Janet does not keep a literal or mental prayer list anymore, although certainly it’s fine to do so. “I walk and trust that God will direct my sight to the needs in my community.
“Since I’ve been prayerwalking, I’ve begun to understand what it means to “pray without ceasing” as Paul teaches us to do (1 Thessalonians 5:17, NASB). Once you get the vision that you’re to pray for whatever you see, wherever you are, your day becomes a stream of prayer,” she added.
“Instead of rolling your eyes in the grocery checkout line when a toddler starts fussing, you pray for the young mother and her child. Instead of getting defensive when a coworker criticizes you, you ask God to show you how to pray for that person. It’s a whole new outlook on life when you realize that wherever you are, whether you’re prayerwalking or not, God has given you the privilege and the opportunity to intercede for someone else.”
Janet readily admits that the benefits she’s received and the results she’s seen “are just drops in a shower of answered prayers in my town. The incidence of drug use has dramatically lowered. Blight is disappearing. Marriages are healed and many have come to Christ with dramatic life changes. It’s those answers to prayer that keep me getting up and putting on my walking shoes.”

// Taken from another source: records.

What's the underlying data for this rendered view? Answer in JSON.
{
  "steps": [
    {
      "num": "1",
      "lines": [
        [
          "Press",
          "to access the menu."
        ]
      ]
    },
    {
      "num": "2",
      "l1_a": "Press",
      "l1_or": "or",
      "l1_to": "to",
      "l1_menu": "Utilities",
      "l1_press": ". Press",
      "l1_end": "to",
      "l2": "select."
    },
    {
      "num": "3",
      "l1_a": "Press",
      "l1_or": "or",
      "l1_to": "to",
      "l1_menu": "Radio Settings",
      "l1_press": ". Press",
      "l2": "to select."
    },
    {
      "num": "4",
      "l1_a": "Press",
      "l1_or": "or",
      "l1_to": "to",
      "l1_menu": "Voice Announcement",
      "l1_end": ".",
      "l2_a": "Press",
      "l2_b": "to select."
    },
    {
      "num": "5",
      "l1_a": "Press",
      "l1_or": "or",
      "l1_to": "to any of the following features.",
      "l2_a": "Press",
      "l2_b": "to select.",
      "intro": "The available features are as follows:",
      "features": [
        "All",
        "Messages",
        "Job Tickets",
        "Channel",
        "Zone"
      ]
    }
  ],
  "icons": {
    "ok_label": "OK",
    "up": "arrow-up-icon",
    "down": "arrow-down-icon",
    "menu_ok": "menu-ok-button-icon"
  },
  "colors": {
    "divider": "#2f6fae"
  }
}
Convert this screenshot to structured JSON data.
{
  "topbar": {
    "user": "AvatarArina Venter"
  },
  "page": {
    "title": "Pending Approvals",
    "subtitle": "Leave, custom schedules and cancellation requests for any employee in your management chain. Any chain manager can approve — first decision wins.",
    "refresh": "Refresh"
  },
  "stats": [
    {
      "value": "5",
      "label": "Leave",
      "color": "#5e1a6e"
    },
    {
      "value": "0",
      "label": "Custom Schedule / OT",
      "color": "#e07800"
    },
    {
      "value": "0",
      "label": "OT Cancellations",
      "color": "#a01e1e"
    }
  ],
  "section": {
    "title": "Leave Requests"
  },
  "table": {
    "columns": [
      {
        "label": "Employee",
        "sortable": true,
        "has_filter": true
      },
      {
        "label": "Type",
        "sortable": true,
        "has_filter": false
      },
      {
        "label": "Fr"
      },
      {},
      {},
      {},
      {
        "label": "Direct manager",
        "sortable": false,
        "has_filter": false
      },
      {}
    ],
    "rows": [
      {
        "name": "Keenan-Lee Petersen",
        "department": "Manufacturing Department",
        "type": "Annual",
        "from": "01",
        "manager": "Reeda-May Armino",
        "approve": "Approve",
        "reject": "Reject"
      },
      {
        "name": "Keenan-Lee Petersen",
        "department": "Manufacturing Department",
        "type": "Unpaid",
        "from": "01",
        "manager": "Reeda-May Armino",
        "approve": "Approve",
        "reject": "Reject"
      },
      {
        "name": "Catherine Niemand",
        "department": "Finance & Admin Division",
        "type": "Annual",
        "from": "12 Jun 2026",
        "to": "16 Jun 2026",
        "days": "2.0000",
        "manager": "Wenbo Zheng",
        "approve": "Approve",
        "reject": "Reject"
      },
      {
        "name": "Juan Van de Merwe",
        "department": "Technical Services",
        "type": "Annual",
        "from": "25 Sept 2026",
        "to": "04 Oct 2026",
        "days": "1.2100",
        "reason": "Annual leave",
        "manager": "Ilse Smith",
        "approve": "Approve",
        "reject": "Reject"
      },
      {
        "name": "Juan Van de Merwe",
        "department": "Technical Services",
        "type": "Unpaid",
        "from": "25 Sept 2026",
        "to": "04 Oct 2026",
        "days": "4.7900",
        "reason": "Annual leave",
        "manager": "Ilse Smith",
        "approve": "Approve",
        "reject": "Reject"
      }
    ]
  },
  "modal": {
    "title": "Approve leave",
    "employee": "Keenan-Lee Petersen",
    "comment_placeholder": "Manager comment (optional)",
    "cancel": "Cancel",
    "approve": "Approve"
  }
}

John 11:41 motivates Janet and can be a source of encouragement to you if you decide to take up prayerwalking. “Father, I thank you that you have heard me” (NIV). Pray expectantly. God cares and will hear and answer your prayers. Janet invites you to contact her through her website for more information or to share your experiences of prayerwalking.